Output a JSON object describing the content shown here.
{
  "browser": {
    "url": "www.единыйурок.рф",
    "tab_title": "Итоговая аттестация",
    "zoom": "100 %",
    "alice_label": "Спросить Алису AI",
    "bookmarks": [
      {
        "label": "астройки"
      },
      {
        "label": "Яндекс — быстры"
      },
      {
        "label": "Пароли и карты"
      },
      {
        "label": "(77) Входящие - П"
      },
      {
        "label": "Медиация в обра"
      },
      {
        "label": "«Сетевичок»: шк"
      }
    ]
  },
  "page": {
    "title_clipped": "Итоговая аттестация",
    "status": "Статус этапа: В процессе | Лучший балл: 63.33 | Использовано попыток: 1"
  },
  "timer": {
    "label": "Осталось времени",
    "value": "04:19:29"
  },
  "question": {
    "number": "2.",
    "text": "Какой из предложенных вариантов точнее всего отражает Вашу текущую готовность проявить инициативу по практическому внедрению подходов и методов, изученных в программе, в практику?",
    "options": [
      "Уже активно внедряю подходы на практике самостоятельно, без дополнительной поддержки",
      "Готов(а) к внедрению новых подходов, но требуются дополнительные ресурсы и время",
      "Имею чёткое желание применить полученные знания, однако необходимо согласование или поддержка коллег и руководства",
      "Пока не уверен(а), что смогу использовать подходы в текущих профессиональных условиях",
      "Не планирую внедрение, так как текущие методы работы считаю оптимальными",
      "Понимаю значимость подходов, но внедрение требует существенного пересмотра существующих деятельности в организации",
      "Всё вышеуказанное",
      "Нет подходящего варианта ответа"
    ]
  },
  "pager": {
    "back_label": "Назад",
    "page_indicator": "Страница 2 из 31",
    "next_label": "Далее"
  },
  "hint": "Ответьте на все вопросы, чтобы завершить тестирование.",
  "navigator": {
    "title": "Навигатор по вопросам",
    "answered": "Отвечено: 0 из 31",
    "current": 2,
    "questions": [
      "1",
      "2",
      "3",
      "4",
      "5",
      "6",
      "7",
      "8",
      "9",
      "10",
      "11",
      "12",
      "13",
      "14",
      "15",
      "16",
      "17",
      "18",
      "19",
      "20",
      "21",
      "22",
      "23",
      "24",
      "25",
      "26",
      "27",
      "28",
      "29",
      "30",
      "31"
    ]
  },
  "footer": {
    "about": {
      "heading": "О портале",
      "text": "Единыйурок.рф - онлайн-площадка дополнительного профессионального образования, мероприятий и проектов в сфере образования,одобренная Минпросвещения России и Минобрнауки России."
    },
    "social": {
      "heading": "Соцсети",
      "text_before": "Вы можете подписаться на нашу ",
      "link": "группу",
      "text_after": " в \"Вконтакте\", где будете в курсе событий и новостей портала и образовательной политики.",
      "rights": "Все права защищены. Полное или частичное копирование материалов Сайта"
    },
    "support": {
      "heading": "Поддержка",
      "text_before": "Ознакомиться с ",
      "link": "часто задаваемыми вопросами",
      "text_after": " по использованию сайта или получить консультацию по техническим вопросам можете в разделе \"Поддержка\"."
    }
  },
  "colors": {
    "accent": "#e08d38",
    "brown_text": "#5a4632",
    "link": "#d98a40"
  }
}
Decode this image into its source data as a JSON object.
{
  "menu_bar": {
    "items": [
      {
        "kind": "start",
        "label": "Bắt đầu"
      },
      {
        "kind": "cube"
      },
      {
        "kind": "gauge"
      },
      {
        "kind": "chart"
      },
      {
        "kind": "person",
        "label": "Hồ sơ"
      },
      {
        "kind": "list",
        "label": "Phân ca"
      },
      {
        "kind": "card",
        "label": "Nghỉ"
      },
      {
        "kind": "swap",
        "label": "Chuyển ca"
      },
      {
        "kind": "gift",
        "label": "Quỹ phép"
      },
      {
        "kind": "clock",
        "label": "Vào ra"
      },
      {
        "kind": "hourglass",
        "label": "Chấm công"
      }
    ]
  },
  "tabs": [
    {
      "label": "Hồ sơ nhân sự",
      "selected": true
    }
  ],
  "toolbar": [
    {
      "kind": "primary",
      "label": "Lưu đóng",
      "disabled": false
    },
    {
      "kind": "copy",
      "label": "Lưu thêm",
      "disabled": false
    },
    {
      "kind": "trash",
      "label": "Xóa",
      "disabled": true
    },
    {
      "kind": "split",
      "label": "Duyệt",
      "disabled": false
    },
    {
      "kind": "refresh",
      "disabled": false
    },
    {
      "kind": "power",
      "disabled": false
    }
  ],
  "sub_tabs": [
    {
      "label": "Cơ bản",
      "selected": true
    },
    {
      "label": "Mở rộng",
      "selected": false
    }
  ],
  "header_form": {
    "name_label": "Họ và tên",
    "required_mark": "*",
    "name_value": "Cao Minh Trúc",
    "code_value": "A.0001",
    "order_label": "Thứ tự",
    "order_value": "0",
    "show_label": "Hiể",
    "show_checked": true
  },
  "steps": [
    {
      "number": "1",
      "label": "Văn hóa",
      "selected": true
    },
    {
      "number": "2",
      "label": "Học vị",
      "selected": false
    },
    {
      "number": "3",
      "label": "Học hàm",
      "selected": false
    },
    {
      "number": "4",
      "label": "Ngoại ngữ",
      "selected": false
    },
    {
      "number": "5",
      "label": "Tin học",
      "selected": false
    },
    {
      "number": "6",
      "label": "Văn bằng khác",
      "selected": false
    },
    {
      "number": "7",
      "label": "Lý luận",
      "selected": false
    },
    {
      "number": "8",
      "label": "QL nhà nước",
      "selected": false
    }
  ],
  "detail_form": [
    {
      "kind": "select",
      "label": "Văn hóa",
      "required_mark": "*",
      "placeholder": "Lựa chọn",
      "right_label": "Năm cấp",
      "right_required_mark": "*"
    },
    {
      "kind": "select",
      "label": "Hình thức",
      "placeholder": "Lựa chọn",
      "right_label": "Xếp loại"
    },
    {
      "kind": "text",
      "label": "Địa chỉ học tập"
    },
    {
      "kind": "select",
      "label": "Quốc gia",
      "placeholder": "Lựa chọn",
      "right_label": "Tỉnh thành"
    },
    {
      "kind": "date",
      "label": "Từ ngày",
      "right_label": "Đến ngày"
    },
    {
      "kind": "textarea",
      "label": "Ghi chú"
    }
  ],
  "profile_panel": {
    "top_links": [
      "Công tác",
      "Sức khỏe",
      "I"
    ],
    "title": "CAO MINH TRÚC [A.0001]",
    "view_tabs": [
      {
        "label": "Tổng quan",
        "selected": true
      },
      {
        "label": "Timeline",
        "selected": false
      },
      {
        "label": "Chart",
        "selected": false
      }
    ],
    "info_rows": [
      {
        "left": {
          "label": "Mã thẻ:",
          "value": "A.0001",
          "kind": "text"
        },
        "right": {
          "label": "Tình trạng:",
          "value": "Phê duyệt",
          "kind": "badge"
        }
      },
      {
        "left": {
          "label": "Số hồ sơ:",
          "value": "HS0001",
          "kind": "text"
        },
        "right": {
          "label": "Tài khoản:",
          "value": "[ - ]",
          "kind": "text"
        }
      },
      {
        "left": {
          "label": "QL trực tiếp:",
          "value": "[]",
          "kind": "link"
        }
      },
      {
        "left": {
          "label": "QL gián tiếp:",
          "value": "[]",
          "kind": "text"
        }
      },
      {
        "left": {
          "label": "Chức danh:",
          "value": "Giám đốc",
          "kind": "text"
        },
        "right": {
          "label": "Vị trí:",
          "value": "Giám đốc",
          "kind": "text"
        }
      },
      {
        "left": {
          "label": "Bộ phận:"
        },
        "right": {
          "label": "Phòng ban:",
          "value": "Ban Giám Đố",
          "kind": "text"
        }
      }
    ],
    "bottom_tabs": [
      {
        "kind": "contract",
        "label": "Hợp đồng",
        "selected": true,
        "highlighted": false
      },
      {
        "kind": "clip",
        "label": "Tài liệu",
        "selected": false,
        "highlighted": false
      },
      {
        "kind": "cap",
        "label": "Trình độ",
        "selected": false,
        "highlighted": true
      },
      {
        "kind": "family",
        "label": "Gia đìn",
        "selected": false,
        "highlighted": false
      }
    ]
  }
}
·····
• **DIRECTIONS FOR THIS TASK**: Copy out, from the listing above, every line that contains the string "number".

• **ANSWER BELOW**:
    "number": "2.",
      "number": "1",
      "number": "2",
      "number": "3",
      "number": "4",
      "number": "5",
      "number": "6",
      "number": "7",
      "number": "8",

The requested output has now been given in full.